# The problem:
Could you restate the entries word for word, without the images?

# Data for the task:
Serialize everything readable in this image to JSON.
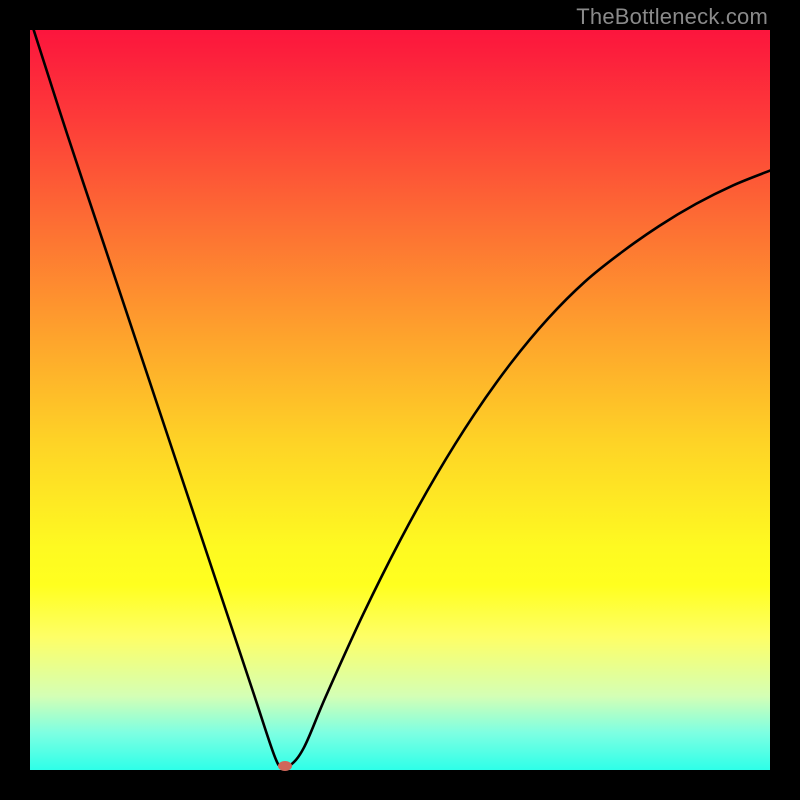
{
  "watermark": "TheBottleneck.com",
  "chart_data": {
    "type": "line",
    "title": "",
    "xlabel": "",
    "ylabel": "",
    "xlim": [
      0,
      100
    ],
    "ylim": [
      0,
      100
    ],
    "series": [
      {
        "name": "curve",
        "x": [
          0.5,
          5,
          10,
          15,
          20,
          25,
          30,
          33,
          34,
          35,
          37,
          40,
          45,
          50,
          55,
          60,
          65,
          70,
          75,
          80,
          85,
          90,
          95,
          100
        ],
        "y": [
          100,
          86,
          71,
          56,
          41,
          26,
          11,
          2,
          0.5,
          0.5,
          3,
          10,
          21,
          31,
          40,
          48,
          55,
          61,
          66,
          70,
          73.5,
          76.5,
          79,
          81
        ]
      }
    ],
    "marker": {
      "x": 34.5,
      "y": 0.5,
      "color": "#d0675a"
    },
    "gradient_stops": [
      {
        "pos": 0,
        "color": "#fc153d"
      },
      {
        "pos": 12,
        "color": "#fd3b39"
      },
      {
        "pos": 27,
        "color": "#fd7133"
      },
      {
        "pos": 42,
        "color": "#fea52c"
      },
      {
        "pos": 56,
        "color": "#fed426"
      },
      {
        "pos": 70,
        "color": "#fefa21"
      },
      {
        "pos": 75,
        "color": "#ffff1f"
      },
      {
        "pos": 82,
        "color": "#feff66"
      },
      {
        "pos": 90,
        "color": "#d4ffb5"
      },
      {
        "pos": 95,
        "color": "#7dffe2"
      },
      {
        "pos": 100,
        "color": "#2effe8"
      }
    ]
  }
}
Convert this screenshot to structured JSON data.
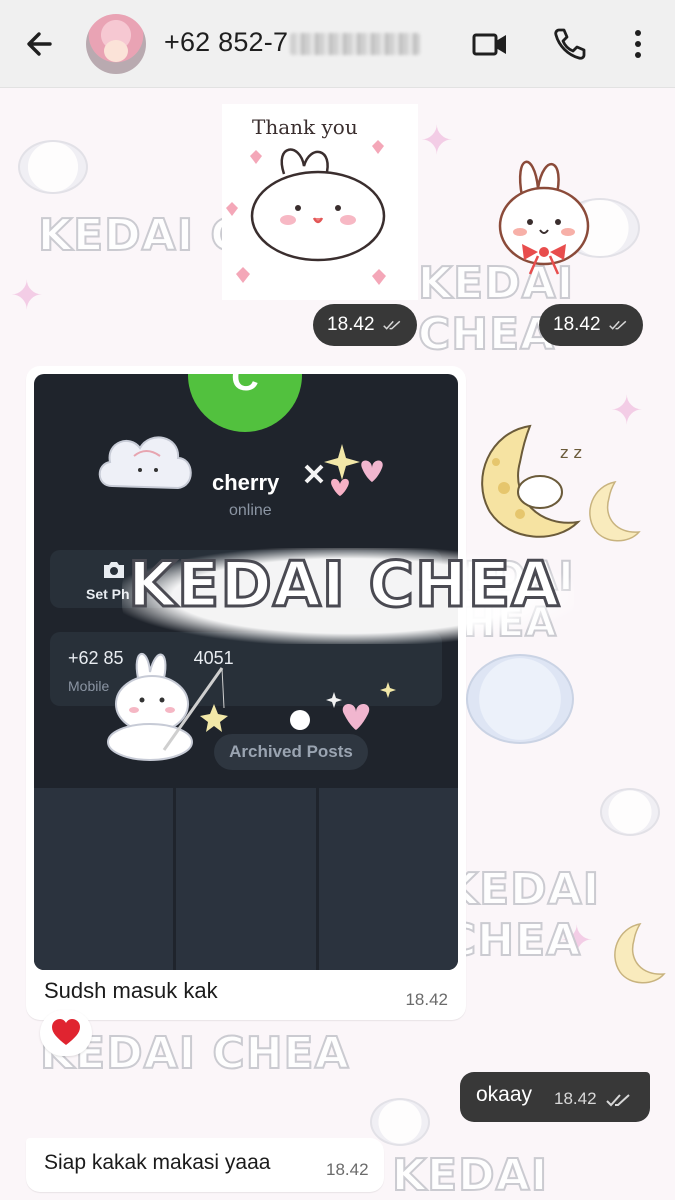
{
  "header": {
    "contact_phone": "+62 852-7",
    "icons": [
      "back-arrow-icon",
      "video-call-icon",
      "phone-call-icon",
      "more-vert-icon"
    ]
  },
  "wallpaper": {
    "watermark_text": "KEDAI CHEA"
  },
  "stickers": [
    {
      "name": "thank-you-bunny-sticker",
      "text": "Thank you",
      "time": "18.42"
    },
    {
      "name": "bunny-heart-sticker",
      "time": "18.42"
    }
  ],
  "media_message": {
    "caption": "Sudsh masuk kak",
    "time": "18.42",
    "screenshot": {
      "avatar_letter": "C",
      "name": "cherry",
      "status": "online",
      "set_photo_label": "Set Ph",
      "phone_number": "+62 85",
      "phone_number_tail": "4051",
      "phone_sub": "Mobile",
      "archived_label": "Archived Posts"
    },
    "watermark": "KEDAI CHEA"
  },
  "reaction": {
    "emoji": "❤️"
  },
  "outgoing_message": {
    "text": "okaay",
    "time": "18.42"
  },
  "incoming_message": {
    "text": "Siap kakak makasi yaaa",
    "time": "18.42"
  },
  "colors": {
    "header_bg": "#f0f0f0",
    "outgoing_bg": "#383838",
    "incoming_bg": "#ffffff",
    "avatar_green": "#52c13e"
  }
}
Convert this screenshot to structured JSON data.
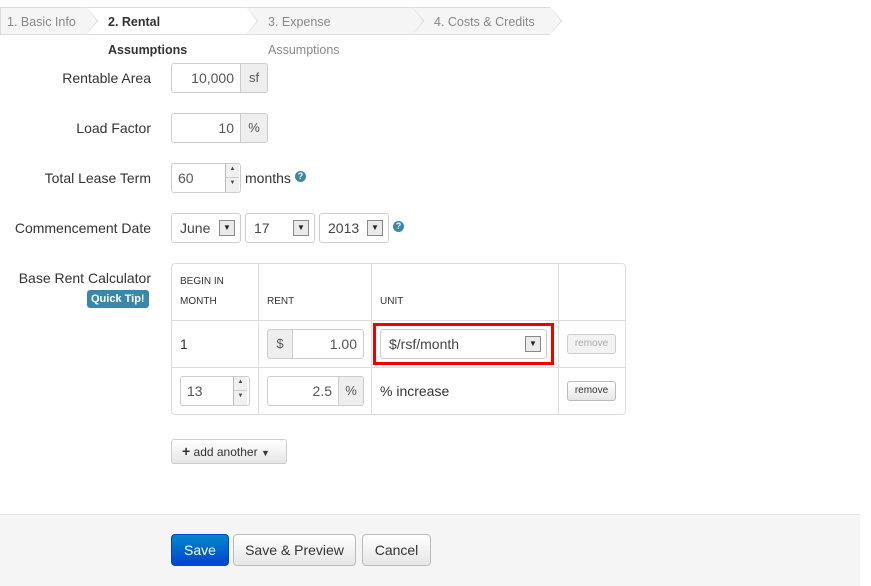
{
  "wizard": {
    "steps": [
      {
        "label": "1. Basic Info"
      },
      {
        "label": "2. Rental Assumptions"
      },
      {
        "label": "3. Expense Assumptions"
      },
      {
        "label": "4. Costs & Credits"
      }
    ],
    "active_step": 2
  },
  "form": {
    "rentable_area": {
      "label": "Rentable Area",
      "value": "10,000",
      "unit": "sf"
    },
    "load_factor": {
      "label": "Load Factor",
      "value": "10",
      "unit": "%"
    },
    "lease_term": {
      "label": "Total Lease Term",
      "value": "60",
      "unit": "months",
      "help": "?"
    },
    "commencement": {
      "label": "Commencement Date",
      "month": "June",
      "day": "17",
      "year": "2013",
      "help": "?"
    }
  },
  "rent_calc": {
    "label": "Base Rent Calculator",
    "tip": "Quick Tip!",
    "headers": {
      "begin_line1": "BEGIN IN",
      "begin_line2": "MONTH",
      "rent": "RENT",
      "unit": "UNIT"
    },
    "rows": [
      {
        "begin": "1",
        "prefix": "$",
        "rent": "1.00",
        "unit": "$/rsf/month",
        "remove": "remove",
        "remove_disabled": true
      },
      {
        "begin": "13",
        "rent": "2.5",
        "suffix": "%",
        "unit": "% increase",
        "remove": "remove",
        "remove_disabled": false
      }
    ],
    "add_label": "add another",
    "add_icon": "plus-icon"
  },
  "footer": {
    "save": "Save",
    "save_preview": "Save & Preview",
    "cancel": "Cancel"
  },
  "colors": {
    "primary": "#0055cc",
    "tip": "#3a87ad",
    "highlight": "#ee0000"
  }
}
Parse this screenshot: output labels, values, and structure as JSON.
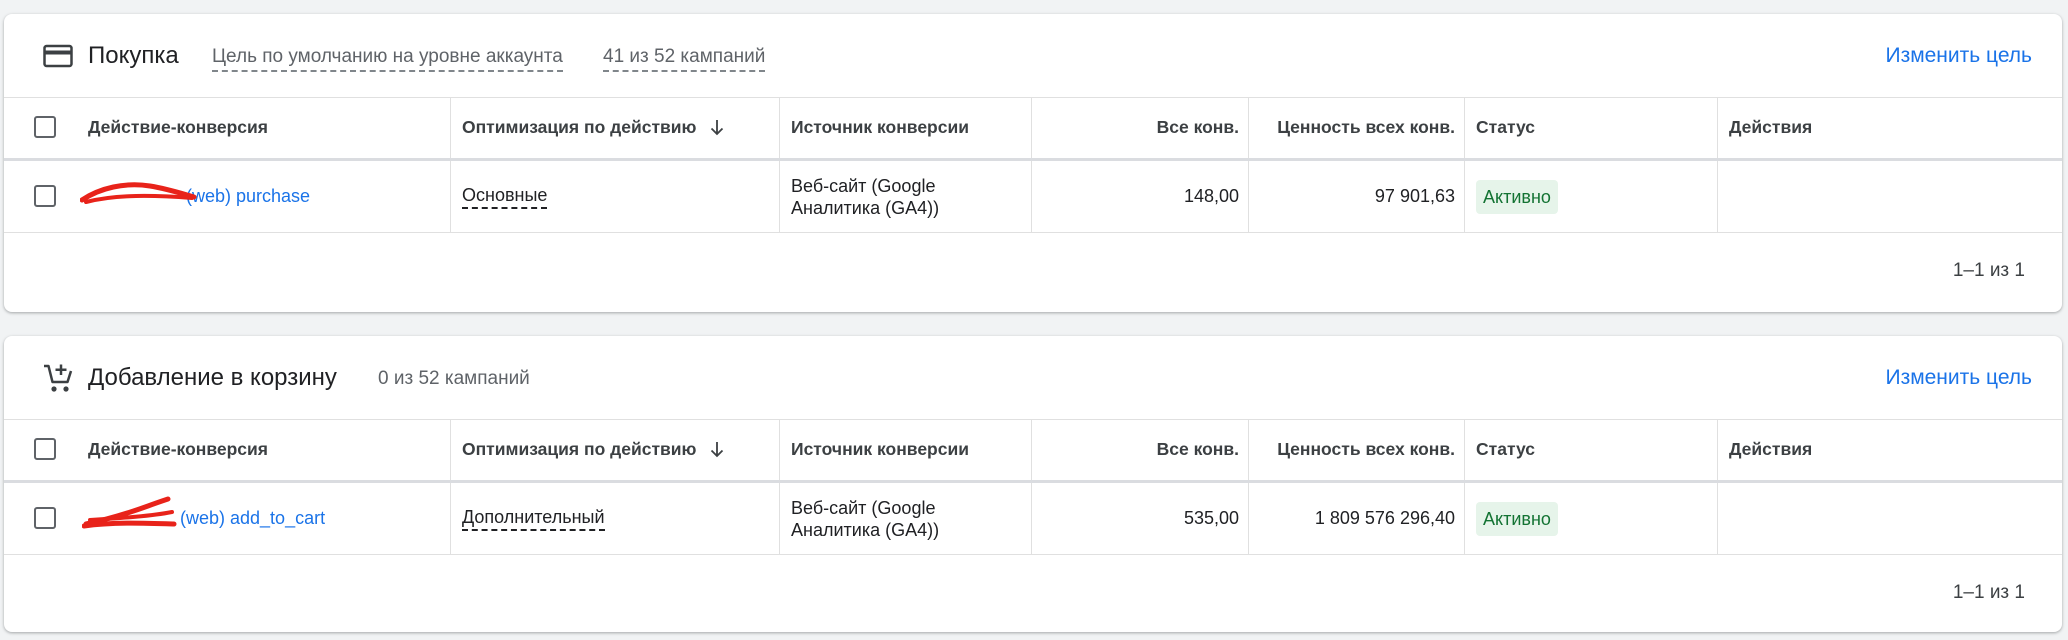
{
  "sections": [
    {
      "title": "Покупка",
      "meta1": "Цель по умолчанию на уровне аккаунта",
      "meta2": "41 из 52 кампаний",
      "link": "Изменить цель",
      "columns": {
        "action": "Действие-конверсия",
        "optimization": "Оптимизация по действию",
        "source": "Источник конверсии",
        "all_conv": "Все конв.",
        "all_value": "Ценность всех конв.",
        "status": "Статус",
        "actions": "Действия"
      },
      "rows": [
        {
          "action": "(web) purchase",
          "optimization": "Основные",
          "source": "Веб-сайт (Google Аналитика (GA4))",
          "all_conv": "148,00",
          "all_value": "97 901,63",
          "status": "Активно"
        }
      ],
      "pager": "1–1 из 1"
    },
    {
      "title": "Добавление в корзину",
      "meta1": "0 из 52 кампаний",
      "link": "Изменить цель",
      "columns": {
        "action": "Действие-конверсия",
        "optimization": "Оптимизация по действию",
        "source": "Источник конверсии",
        "all_conv": "Все конв.",
        "all_value": "Ценность всех конв.",
        "status": "Статус",
        "actions": "Действия"
      },
      "rows": [
        {
          "action": "(web) add_to_cart",
          "optimization": "Дополнительный",
          "source": "Веб-сайт (Google Аналитика (GA4))",
          "all_conv": "535,00",
          "all_value": "1 809 576 296,40",
          "status": "Активно"
        }
      ],
      "pager": "1–1 из 1"
    }
  ],
  "icons": {
    "section1": "credit-card-icon",
    "section2": "add-shopping-cart-icon",
    "sort": "arrow-downward-icon"
  },
  "colors": {
    "link": "#1a73e8",
    "status_bg": "#e6f4ea",
    "status_text": "#137333",
    "redaction": "#e8231a"
  }
}
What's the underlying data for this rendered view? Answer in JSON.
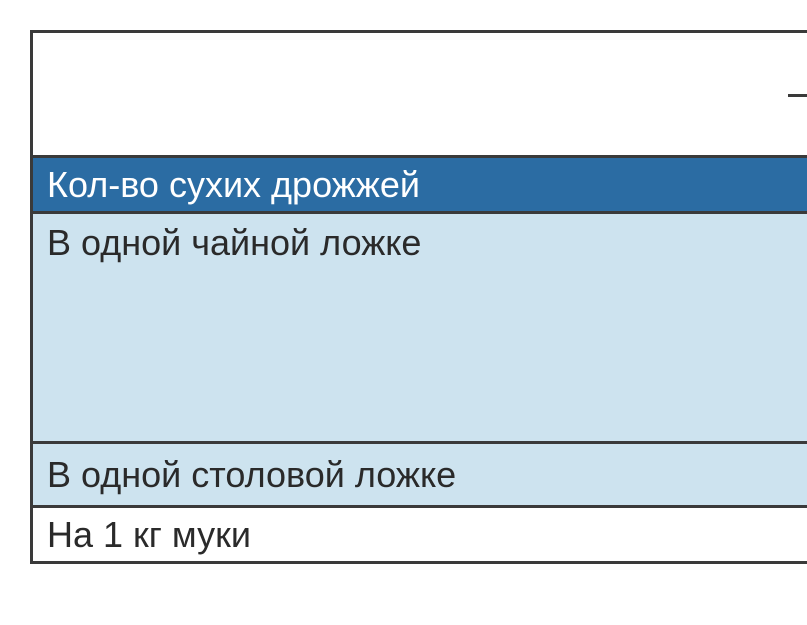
{
  "table": {
    "header": "Кол-во сухих дрожжей",
    "rows": [
      "В одной чайной ложке",
      "В одной столовой ложке",
      "На 1 кг муки"
    ]
  }
}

# Exercise result:
Serialize everything readable in this image to JSON.
{
  "watermark": "TheBottleneck.com",
  "chart_data": {
    "type": "line",
    "title": "",
    "xlabel": "",
    "ylabel": "",
    "xlim": [
      0,
      100
    ],
    "ylim": [
      0,
      100
    ],
    "series": [
      {
        "name": "curve",
        "x": [
          0.5,
          5,
          10,
          15,
          20,
          25,
          30,
          33,
          34,
          35,
          37,
          40,
          45,
          50,
          55,
          60,
          65,
          70,
          75,
          80,
          85,
          90,
          95,
          100
        ],
        "y": [
          100,
          86,
          71,
          56,
          41,
          26,
          11,
          2,
          0.5,
          0.5,
          3,
          10,
          21,
          31,
          40,
          48,
          55,
          61,
          66,
          70,
          73.5,
          76.5,
          79,
          81
        ]
      }
    ],
    "marker": {
      "x": 34.5,
      "y": 0.5,
      "color": "#d0675a"
    },
    "gradient_stops": [
      {
        "pos": 0,
        "color": "#fc153d"
      },
      {
        "pos": 12,
        "color": "#fd3b39"
      },
      {
        "pos": 27,
        "color": "#fd7133"
      },
      {
        "pos": 42,
        "color": "#fea52c"
      },
      {
        "pos": 56,
        "color": "#fed426"
      },
      {
        "pos": 70,
        "color": "#fefa21"
      },
      {
        "pos": 75,
        "color": "#ffff1f"
      },
      {
        "pos": 82,
        "color": "#feff66"
      },
      {
        "pos": 90,
        "color": "#d4ffb5"
      },
      {
        "pos": 95,
        "color": "#7dffe2"
      },
      {
        "pos": 100,
        "color": "#2effe8"
      }
    ]
  }
}
Convert this screenshot to structured JSON data.
{
  "header": {
    "contact_phone": "+62 852-7",
    "icons": [
      "back-arrow-icon",
      "video-call-icon",
      "phone-call-icon",
      "more-vert-icon"
    ]
  },
  "wallpaper": {
    "watermark_text": "KEDAI CHEA"
  },
  "stickers": [
    {
      "name": "thank-you-bunny-sticker",
      "text": "Thank you",
      "time": "18.42"
    },
    {
      "name": "bunny-heart-sticker",
      "time": "18.42"
    }
  ],
  "media_message": {
    "caption": "Sudsh masuk kak",
    "time": "18.42",
    "screenshot": {
      "avatar_letter": "C",
      "name": "cherry",
      "status": "online",
      "set_photo_label": "Set Ph",
      "phone_number": "+62 85",
      "phone_number_tail": "4051",
      "phone_sub": "Mobile",
      "archived_label": "Archived Posts"
    },
    "watermark": "KEDAI CHEA"
  },
  "reaction": {
    "emoji": "❤️"
  },
  "outgoing_message": {
    "text": "okaay",
    "time": "18.42"
  },
  "incoming_message": {
    "text": "Siap kakak makasi yaaa",
    "time": "18.42"
  },
  "colors": {
    "header_bg": "#f0f0f0",
    "outgoing_bg": "#383838",
    "incoming_bg": "#ffffff",
    "avatar_green": "#52c13e"
  }
}
Convert this screenshot to structured JSON data.
{
  "wizard": {
    "steps": [
      {
        "label": "1. Basic Info"
      },
      {
        "label": "2. Rental Assumptions"
      },
      {
        "label": "3. Expense Assumptions"
      },
      {
        "label": "4. Costs & Credits"
      }
    ],
    "active_step": 2
  },
  "form": {
    "rentable_area": {
      "label": "Rentable Area",
      "value": "10,000",
      "unit": "sf"
    },
    "load_factor": {
      "label": "Load Factor",
      "value": "10",
      "unit": "%"
    },
    "lease_term": {
      "label": "Total Lease Term",
      "value": "60",
      "unit": "months",
      "help": "?"
    },
    "commencement": {
      "label": "Commencement Date",
      "month": "June",
      "day": "17",
      "year": "2013",
      "help": "?"
    }
  },
  "rent_calc": {
    "label": "Base Rent Calculator",
    "tip": "Quick Tip!",
    "headers": {
      "begin_line1": "BEGIN IN",
      "begin_line2": "MONTH",
      "rent": "RENT",
      "unit": "UNIT"
    },
    "rows": [
      {
        "begin": "1",
        "prefix": "$",
        "rent": "1.00",
        "unit": "$/rsf/month",
        "remove": "remove",
        "remove_disabled": true
      },
      {
        "begin": "13",
        "rent": "2.5",
        "suffix": "%",
        "unit": "% increase",
        "remove": "remove",
        "remove_disabled": false
      }
    ],
    "add_label": "add another",
    "add_icon": "plus-icon"
  },
  "footer": {
    "save": "Save",
    "save_preview": "Save & Preview",
    "cancel": "Cancel"
  },
  "colors": {
    "primary": "#0055cc",
    "tip": "#3a87ad",
    "highlight": "#ee0000"
  }
}
Parse this screenshot: output labels, values, and structure as JSON.
{
  "sections": [
    {
      "title": "Покупка",
      "meta1": "Цель по умолчанию на уровне аккаунта",
      "meta2": "41 из 52 кампаний",
      "link": "Изменить цель",
      "columns": {
        "action": "Действие-конверсия",
        "optimization": "Оптимизация по действию",
        "source": "Источник конверсии",
        "all_conv": "Все конв.",
        "all_value": "Ценность всех конв.",
        "status": "Статус",
        "actions": "Действия"
      },
      "rows": [
        {
          "action": "(web) purchase",
          "optimization": "Основные",
          "source": "Веб-сайт (Google Аналитика (GA4))",
          "all_conv": "148,00",
          "all_value": "97 901,63",
          "status": "Активно"
        }
      ],
      "pager": "1–1 из 1"
    },
    {
      "title": "Добавление в корзину",
      "meta1": "0 из 52 кампаний",
      "link": "Изменить цель",
      "columns": {
        "action": "Действие-конверсия",
        "optimization": "Оптимизация по действию",
        "source": "Источник конверсии",
        "all_conv": "Все конв.",
        "all_value": "Ценность всех конв.",
        "status": "Статус",
        "actions": "Действия"
      },
      "rows": [
        {
          "action": "(web) add_to_cart",
          "optimization": "Дополнительный",
          "source": "Веб-сайт (Google Аналитика (GA4))",
          "all_conv": "535,00",
          "all_value": "1 809 576 296,40",
          "status": "Активно"
        }
      ],
      "pager": "1–1 из 1"
    }
  ],
  "icons": {
    "section1": "credit-card-icon",
    "section2": "add-shopping-cart-icon",
    "sort": "arrow-downward-icon"
  },
  "colors": {
    "link": "#1a73e8",
    "status_bg": "#e6f4ea",
    "status_text": "#137333",
    "redaction": "#e8231a"
  }
}
What's the underlying data for this rendered view? Answer in JSON.
{
  "table": {
    "header": "Кол-во сухих дрожжей",
    "rows": [
      "В одной чайной ложке",
      "В одной столовой ложке",
      "На 1 кг муки"
    ]
  }
}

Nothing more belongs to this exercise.